• _WORK INSTRUCTION_:
Where in the material does the word "emoji" appear? Copy each line that has it.

DATA PROVIDED section start

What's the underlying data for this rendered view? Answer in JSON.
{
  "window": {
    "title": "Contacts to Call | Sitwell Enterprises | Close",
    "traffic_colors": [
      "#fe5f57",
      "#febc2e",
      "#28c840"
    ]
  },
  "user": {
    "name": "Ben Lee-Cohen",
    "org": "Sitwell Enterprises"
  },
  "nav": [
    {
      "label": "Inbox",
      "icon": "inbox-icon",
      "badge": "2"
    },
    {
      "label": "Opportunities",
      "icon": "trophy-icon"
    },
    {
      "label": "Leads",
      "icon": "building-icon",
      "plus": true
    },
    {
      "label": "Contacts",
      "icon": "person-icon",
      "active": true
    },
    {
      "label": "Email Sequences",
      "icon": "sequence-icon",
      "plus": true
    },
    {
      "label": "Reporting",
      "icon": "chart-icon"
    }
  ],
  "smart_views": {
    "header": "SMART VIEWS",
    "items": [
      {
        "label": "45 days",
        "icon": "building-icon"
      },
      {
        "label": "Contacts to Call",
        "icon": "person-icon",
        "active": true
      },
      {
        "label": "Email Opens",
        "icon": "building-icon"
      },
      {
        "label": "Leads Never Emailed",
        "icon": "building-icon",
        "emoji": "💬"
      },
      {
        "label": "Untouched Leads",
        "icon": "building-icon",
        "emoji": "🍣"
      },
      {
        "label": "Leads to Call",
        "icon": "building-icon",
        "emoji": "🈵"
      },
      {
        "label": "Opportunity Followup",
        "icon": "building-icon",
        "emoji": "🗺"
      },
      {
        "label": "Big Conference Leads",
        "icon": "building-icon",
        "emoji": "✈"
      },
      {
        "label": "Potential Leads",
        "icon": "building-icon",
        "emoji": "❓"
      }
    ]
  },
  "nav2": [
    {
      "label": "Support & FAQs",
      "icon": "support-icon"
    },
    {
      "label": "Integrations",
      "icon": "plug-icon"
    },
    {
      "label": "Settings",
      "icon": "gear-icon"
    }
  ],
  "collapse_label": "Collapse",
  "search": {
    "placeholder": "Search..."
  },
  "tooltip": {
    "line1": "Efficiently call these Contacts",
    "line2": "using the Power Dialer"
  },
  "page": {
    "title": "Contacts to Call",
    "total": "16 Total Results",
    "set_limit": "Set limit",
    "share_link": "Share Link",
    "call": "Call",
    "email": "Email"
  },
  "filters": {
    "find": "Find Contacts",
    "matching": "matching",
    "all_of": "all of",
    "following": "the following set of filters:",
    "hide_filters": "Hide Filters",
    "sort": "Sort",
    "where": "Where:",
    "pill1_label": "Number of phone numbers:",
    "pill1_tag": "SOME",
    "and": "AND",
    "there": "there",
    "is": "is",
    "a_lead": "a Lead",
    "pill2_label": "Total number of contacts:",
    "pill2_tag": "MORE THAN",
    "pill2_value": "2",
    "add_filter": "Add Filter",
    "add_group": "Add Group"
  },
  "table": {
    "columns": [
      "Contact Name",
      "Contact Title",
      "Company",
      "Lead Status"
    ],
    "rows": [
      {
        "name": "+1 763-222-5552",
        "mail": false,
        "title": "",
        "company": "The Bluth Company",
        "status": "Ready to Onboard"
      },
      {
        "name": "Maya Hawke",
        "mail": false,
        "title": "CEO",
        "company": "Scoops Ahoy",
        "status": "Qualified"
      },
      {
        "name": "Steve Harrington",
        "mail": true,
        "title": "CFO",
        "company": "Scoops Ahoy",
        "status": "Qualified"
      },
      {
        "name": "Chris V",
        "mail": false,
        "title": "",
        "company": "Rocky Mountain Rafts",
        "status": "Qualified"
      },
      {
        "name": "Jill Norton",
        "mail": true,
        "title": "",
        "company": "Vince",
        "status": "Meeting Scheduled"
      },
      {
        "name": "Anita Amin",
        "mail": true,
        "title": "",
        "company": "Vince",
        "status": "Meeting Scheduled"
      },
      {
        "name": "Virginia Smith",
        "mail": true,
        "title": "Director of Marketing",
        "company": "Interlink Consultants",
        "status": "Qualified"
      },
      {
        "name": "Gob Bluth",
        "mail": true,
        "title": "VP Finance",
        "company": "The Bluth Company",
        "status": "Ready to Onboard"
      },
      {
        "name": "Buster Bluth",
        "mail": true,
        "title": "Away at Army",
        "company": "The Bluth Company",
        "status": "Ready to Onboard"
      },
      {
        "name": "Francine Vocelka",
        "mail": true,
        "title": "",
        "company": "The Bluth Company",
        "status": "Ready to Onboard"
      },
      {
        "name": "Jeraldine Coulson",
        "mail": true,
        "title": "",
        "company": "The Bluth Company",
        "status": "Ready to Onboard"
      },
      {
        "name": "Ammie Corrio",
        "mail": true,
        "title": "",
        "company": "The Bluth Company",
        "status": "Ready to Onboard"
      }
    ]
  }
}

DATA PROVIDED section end

• _RESULT FOR THIS TASK_:
        "emoji": "💬"
        "emoji": "🍣"
        "emoji": "🈵"
        "emoji": "🗺"
        "emoji": "✈"
        "emoji": "❓"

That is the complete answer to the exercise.